No return to the Claeys formula
On 26 October 2023, the Parliament adopted the Draft Bill on various labour provisions.
One of the most anticipated provisions of the Draft Bill was the correction of previous legislation, namely the law of 20 March 2023 amending the Unified Status Act, which would have inadvertently had the effect of reapplying the Claeys formula.
Below, you will find more insights.
Why was this correction needed?
The Act of 20 March 2023 removed the so-called “double photo” regime for resignations by the employee. This amendment will enter into force on 28 October 2023.

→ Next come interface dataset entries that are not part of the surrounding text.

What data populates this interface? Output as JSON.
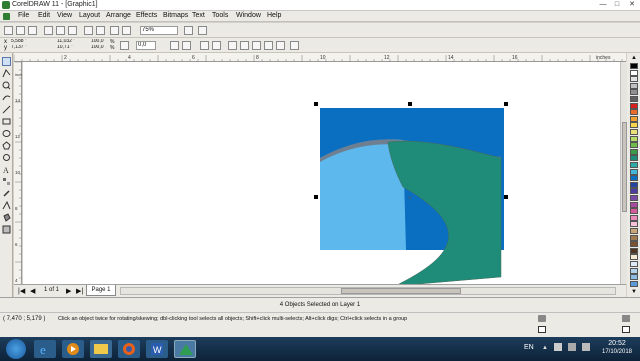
{
  "window": {
    "title": "CorelDRAW 11 - [Graphic1]",
    "controls": {
      "minimize": "—",
      "maximize": "□",
      "close": "✕"
    }
  },
  "menu": [
    "File",
    "Edit",
    "View",
    "Layout",
    "Arrange",
    "Effects",
    "Bitmaps",
    "Text",
    "Tools",
    "Window",
    "Help"
  ],
  "standard_toolbar": {
    "zoom": "75%"
  },
  "property_bar": {
    "x": "5,588 \"",
    "y": "7,137 \"",
    "width": "11,032 \"",
    "height": "10,71 \"",
    "scale_x": "100,0",
    "scale_y": "100,0",
    "scale_unit": "%",
    "rotation": "0,0"
  },
  "ruler": {
    "top_ticks": [
      "2",
      "4",
      "6",
      "8",
      "10",
      "12",
      "14",
      "16"
    ],
    "unit": "inches",
    "left_ticks": [
      "14",
      "12",
      "10",
      "8",
      "6",
      "4"
    ],
    "left_unit": "inches"
  },
  "page_nav": {
    "position": "1 of 1",
    "page_tab": "Page 1"
  },
  "status": {
    "selection": "4 Objects Selected on Layer 1",
    "coords": "( 7,470 ; 5,179 )",
    "hint": "Click an object twice for rotating/skewing; dbl-clicking tool selects all objects; Shift+click multi-selects; Alt+click digs; Ctrl+click selects in a group"
  },
  "taskbar": {
    "lang": "EN",
    "time": "20:52",
    "date": "17/10/2018"
  },
  "colors": {
    "blue_rect": "#0a6fc0",
    "light_blue": "#5db8ee",
    "teal": "#1e8c78",
    "gray_band": "#6e7f92",
    "palette": [
      "#000000",
      "#ffffff",
      "#e2e2e2",
      "#c0c0c0",
      "#909090",
      "#606060",
      "#d61f1f",
      "#e96a2a",
      "#f0a030",
      "#f6d54a",
      "#e9e07a",
      "#b7d96a",
      "#6dba4a",
      "#3b9b4b",
      "#1e8c78",
      "#2fa8a8",
      "#44b7d9",
      "#0a6fc0",
      "#2346a0",
      "#4a3fa0",
      "#7a4aa8",
      "#a84aa0",
      "#d35a9a",
      "#e88ab8",
      "#f3c2d8",
      "#c9a67a",
      "#a07a50",
      "#7a5230",
      "#4f3520",
      "#f5ead0",
      "#dde8f5",
      "#b0d0ec",
      "#8abce6",
      "#5a9ad8"
    ]
  }
}
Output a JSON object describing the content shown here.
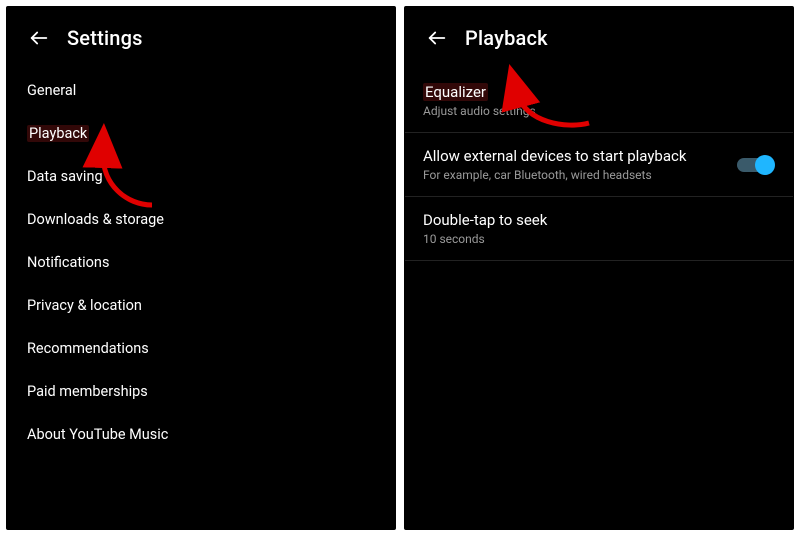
{
  "left": {
    "title": "Settings",
    "items": [
      "General",
      "Playback",
      "Data saving",
      "Downloads & storage",
      "Notifications",
      "Privacy & location",
      "Recommendations",
      "Paid memberships",
      "About YouTube Music"
    ],
    "highlightIndex": 1
  },
  "right": {
    "title": "Playback",
    "sections": [
      {
        "primary": "Equalizer",
        "secondary": "Adjust audio settings",
        "highlight": true
      },
      {
        "primary": "Allow external devices to start playback",
        "secondary": "For example, car Bluetooth, wired headsets",
        "toggle": true,
        "toggleOn": true
      },
      {
        "primary": "Double-tap to seek",
        "secondary": "10 seconds"
      }
    ]
  },
  "annotations": {
    "leftArrow": true,
    "rightArrow": true
  }
}
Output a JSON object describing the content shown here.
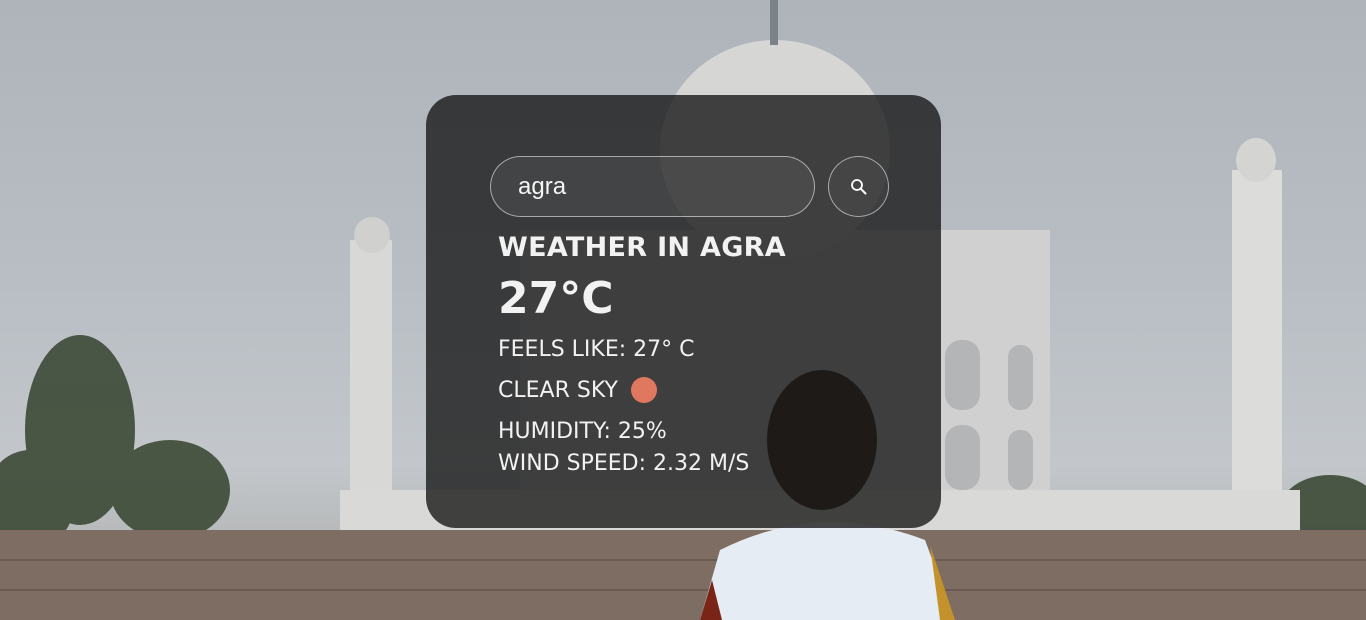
{
  "search": {
    "value": "agra",
    "button_icon": "search-icon"
  },
  "weather": {
    "city_heading": "WEATHER IN AGRA",
    "temperature": "27°C",
    "feels_like": "FEELS LIKE: 27° C",
    "description": "CLEAR SKY",
    "description_icon": "clear-sky-icon",
    "humidity": "HUMIDITY: 25%",
    "wind_speed": "WIND SPEED: 2.32 M/S"
  },
  "colors": {
    "card_background": "#141414",
    "text": "#f2f2f2",
    "sun_icon": "#e07860"
  }
}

From then on, only the new notice periods will apply to resignations, regardless of the date of employment. This means that both for employees who were employed before 1 January 2014 and those who commenced employment thereafter, the notice period in the event of notice being given by the employee is a maximum of 13 weeks. The reason for this is that the Unified Status Act entered into force more than eight years ago (see Ezine).
So far, the amendment by the law of 20 March 2023 makes sense. After all, the intention was to prevent the maximum 13-week period from being exceeded when the employee gives notice.
But due to negligent legislative work, it suddenly appeared that even for higher white-collar employees who were employed before 1 January 2014, (part 1 of) the notice period would have to be renegotiated after the notice was given or the Court would have to determine it (resulting in a revival of the so-called Claeys formula). The intention of the Unified Status Act was precisely to avoid this.
The Draft Bill therefore puts an end to this and now provides that: "For white-collar employees whose annual salary exceeds EUR 32,254 on 31 December 2013, by way of derogation from the second paragraph, this period will be set at one month per started year of seniority in case of notice being given by the employer, with a minimum of three months, unless a valid clause on the notice period exists on that date of 31 December 2013, in which case this clause will be applied."
Moreover, the legislator has added that the fixed rate of one month per started year of seniority does not apply if there is a valid termination clause on 31 December 2023. In doing so, the legislator has brought the text of article 68(3) Unified Status Act in line with the case law of the Constitutional Court. The text does not stipulate that the termination clause must be more favourable than the application of the Unified Status Act, so there is no reason to believe that unfavourable clauses may not be applied.
The Draft Bill has yet to be published in the Belgian Official Gazette. It is scheduled to enter into force on 28 October 2023, not coincidentally the same day the Act of 20 March 2023 enters into force. This will avoid any further discussion on the topic.
Good to know: As an employer, you do not have to adjust anything to your dismissal policy. When the employee gives notice, the maximum notice period is 13 weeks.